In wisdom’s case, her suggested alternative to vice is meant to be an appealing option. If the simple would turn from his simplicity, wisdom offered to “pour out” her spirit unto him. If the scorner would turn from his scorning, wisdom offered to “pour out” her spirit unto him. If the fool would turn from his foolishness, wisdom would “pour out” her spirit unto him. She didn’t offer to give a little sample of her spirit. She didn’t offer to give a few of her words. She didn’t offer to give a free trial of her virtue. She was willing to give abundantly and liberally. She wasn’t going to hold the past vice of the simple against him. She wasn’t going to hold the past vice of the scorner against him. She wasn’t going to hold the past vice of the fool against him. She was willing to leave their vices in the past and commit herself wholly to them. She was willing to forgive, forget and freely give. Wisdom is all in on helping the souls of men and women.
No one should be surprised to learn that Solomon’s wisdom follows the same pattern of Solomon’s God. God is not in the business of Reproving man as much as He is the business of Repairing man. Throughout the pages of Scripture, the Rebuke of God can be heard but rarely is it heard without an accompanying Remedy. The Gospel of Jesus Christ is the greatest example of this pattern. The Gospel of Jesus Christ starts with a Rebuke of Sin but quickly proceeds to the Remedy of Salvation. “For all have sinned” is God’s rebuke on mankind (Romans 3:23). It is quickly followed by God’s remedy, “For God so loved the world that He gave His only begotten Son, that whosoever believeth in Him should not perish but have everlasting life” (John 3:16). Throughout the Bible, God points out our sin but rarely does He park there, instead choosing to proceed with the offering of a remedy to our sin; an alternative to our sin.
We would do well to follow the same pattern of Solomon’s God and of Solomon’s Wisdom. Where there is vice, there should be reproof. But where there is vice, there should be both reproof AND remedy. Where there are problems, there can be criticism but make sure sincerely-proposed solutions accompany that criticism. Husbands, wives, fathers & mothers especially need to follow this pattern. When wisdom attempts to influence men & women, she does more than rebuke – she invites men & women to become recipients of her spirit. When wisdom speaks, she does more than point out problems – she offers to solve those problems by pouring out of herself.
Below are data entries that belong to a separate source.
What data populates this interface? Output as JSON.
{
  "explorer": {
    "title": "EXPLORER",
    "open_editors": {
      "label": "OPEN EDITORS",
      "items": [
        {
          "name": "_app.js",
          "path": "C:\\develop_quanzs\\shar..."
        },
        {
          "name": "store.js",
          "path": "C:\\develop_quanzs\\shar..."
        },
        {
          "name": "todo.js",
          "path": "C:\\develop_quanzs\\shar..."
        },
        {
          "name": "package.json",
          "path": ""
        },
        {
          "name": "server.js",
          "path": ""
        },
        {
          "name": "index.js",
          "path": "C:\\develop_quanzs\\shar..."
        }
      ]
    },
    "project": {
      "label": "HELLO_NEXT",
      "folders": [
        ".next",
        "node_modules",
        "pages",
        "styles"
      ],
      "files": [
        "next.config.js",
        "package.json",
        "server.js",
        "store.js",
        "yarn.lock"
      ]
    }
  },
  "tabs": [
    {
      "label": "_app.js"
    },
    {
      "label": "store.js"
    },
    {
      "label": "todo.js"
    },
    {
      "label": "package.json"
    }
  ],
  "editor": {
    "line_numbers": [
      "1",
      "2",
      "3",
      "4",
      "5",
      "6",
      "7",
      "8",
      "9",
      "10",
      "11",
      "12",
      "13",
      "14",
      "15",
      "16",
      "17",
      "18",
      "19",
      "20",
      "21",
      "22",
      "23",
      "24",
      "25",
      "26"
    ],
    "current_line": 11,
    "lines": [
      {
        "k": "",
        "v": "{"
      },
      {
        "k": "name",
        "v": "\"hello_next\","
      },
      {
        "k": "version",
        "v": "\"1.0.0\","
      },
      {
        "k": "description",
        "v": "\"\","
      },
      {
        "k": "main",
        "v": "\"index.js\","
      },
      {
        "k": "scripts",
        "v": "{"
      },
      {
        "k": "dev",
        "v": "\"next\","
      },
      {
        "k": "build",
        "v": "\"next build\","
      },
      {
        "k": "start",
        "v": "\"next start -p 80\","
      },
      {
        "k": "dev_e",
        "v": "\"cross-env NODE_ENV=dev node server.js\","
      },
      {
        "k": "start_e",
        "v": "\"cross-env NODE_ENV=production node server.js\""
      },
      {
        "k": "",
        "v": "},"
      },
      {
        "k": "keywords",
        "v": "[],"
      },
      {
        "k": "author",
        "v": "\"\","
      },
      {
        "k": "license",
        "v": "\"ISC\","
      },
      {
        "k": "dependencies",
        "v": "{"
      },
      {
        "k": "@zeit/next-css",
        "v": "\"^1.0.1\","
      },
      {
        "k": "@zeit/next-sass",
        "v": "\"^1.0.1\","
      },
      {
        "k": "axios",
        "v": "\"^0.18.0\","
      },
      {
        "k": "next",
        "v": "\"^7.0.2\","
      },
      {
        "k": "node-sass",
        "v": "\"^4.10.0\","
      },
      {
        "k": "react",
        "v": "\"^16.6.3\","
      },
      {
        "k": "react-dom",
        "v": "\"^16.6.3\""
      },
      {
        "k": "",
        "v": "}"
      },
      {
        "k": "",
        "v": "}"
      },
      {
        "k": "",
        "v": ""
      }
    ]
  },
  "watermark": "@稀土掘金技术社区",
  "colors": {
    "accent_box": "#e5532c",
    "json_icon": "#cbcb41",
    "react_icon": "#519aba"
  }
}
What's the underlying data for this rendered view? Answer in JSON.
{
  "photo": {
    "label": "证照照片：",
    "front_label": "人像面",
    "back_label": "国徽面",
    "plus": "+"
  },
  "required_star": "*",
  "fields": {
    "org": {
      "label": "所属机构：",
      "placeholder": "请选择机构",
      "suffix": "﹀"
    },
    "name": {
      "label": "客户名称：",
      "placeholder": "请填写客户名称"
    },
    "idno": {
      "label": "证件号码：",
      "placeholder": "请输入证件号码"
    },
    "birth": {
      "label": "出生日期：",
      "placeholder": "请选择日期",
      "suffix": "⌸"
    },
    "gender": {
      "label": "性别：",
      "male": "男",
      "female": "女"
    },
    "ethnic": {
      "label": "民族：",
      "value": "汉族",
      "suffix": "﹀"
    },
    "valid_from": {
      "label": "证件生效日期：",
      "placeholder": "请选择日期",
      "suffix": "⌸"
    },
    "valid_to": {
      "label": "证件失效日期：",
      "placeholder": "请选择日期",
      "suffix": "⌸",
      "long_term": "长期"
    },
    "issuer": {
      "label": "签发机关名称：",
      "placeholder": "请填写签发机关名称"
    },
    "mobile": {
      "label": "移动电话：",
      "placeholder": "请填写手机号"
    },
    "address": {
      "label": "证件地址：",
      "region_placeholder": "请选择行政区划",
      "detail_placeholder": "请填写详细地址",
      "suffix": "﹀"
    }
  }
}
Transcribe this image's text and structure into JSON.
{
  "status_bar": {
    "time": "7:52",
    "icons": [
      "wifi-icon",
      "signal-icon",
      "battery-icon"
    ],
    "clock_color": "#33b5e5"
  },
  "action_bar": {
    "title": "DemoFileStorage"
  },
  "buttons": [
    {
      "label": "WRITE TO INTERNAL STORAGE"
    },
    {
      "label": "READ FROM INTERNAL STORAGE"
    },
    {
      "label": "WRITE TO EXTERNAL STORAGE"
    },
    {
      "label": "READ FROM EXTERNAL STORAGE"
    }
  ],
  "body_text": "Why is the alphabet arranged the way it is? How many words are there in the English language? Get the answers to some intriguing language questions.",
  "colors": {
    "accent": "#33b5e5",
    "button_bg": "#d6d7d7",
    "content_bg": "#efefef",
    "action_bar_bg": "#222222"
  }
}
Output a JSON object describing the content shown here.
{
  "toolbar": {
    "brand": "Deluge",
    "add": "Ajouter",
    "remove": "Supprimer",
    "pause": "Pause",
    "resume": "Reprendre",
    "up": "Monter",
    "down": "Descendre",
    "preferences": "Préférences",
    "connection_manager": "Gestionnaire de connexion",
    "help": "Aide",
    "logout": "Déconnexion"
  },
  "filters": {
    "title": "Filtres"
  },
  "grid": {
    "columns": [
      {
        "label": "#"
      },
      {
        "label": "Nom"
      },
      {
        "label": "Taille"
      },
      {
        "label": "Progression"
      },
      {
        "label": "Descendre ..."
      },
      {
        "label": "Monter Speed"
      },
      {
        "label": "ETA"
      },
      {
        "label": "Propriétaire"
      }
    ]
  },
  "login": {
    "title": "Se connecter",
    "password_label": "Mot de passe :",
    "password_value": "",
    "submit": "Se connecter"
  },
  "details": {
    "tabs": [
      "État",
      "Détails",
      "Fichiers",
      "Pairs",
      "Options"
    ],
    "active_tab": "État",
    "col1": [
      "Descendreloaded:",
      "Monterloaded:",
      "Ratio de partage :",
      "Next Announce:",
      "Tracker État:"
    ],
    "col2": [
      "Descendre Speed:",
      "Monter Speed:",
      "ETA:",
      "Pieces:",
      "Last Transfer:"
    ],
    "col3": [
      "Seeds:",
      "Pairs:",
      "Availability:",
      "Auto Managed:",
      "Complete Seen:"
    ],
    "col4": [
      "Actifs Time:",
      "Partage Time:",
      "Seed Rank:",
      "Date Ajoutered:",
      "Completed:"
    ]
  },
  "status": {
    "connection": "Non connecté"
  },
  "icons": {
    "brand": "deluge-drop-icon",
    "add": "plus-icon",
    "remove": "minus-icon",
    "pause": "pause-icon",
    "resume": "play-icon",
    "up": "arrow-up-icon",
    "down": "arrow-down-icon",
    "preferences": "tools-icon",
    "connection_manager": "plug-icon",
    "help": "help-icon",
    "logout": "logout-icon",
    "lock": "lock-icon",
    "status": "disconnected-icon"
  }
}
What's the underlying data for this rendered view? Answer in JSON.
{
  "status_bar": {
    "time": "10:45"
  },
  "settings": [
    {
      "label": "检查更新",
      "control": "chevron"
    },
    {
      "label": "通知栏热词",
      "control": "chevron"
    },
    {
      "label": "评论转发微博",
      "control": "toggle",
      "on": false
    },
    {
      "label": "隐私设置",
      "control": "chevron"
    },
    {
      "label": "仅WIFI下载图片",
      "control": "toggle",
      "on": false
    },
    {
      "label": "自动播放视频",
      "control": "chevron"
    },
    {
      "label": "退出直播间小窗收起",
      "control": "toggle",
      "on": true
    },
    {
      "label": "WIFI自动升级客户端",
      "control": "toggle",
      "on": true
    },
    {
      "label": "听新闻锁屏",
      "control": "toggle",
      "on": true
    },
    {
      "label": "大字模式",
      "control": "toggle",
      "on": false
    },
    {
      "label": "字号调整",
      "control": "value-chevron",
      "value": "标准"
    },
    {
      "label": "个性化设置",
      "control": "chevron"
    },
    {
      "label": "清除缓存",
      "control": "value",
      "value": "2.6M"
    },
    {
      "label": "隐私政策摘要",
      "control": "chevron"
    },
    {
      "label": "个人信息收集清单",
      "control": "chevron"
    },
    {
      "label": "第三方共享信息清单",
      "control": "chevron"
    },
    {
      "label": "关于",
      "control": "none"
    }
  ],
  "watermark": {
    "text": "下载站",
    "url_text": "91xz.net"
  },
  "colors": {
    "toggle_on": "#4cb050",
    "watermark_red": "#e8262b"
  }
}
Let us remember that it’s not good enough for someone to forsake foolishness – wisdom must be received in order to replace foolishness. Jesus taught, “When the unclean spirit is gone out of a man, he walketh through dry places, seeking rest; and finding none, he saith, I will return unto my house whence I came out. And when he cometh, he findeth it swept and garnished. Then goeth he, and taketh to him seven other spirits more wicked than himself; and they enter in, and dwell there: and the last state of that man is worse than the first” (Luke 11:24-26).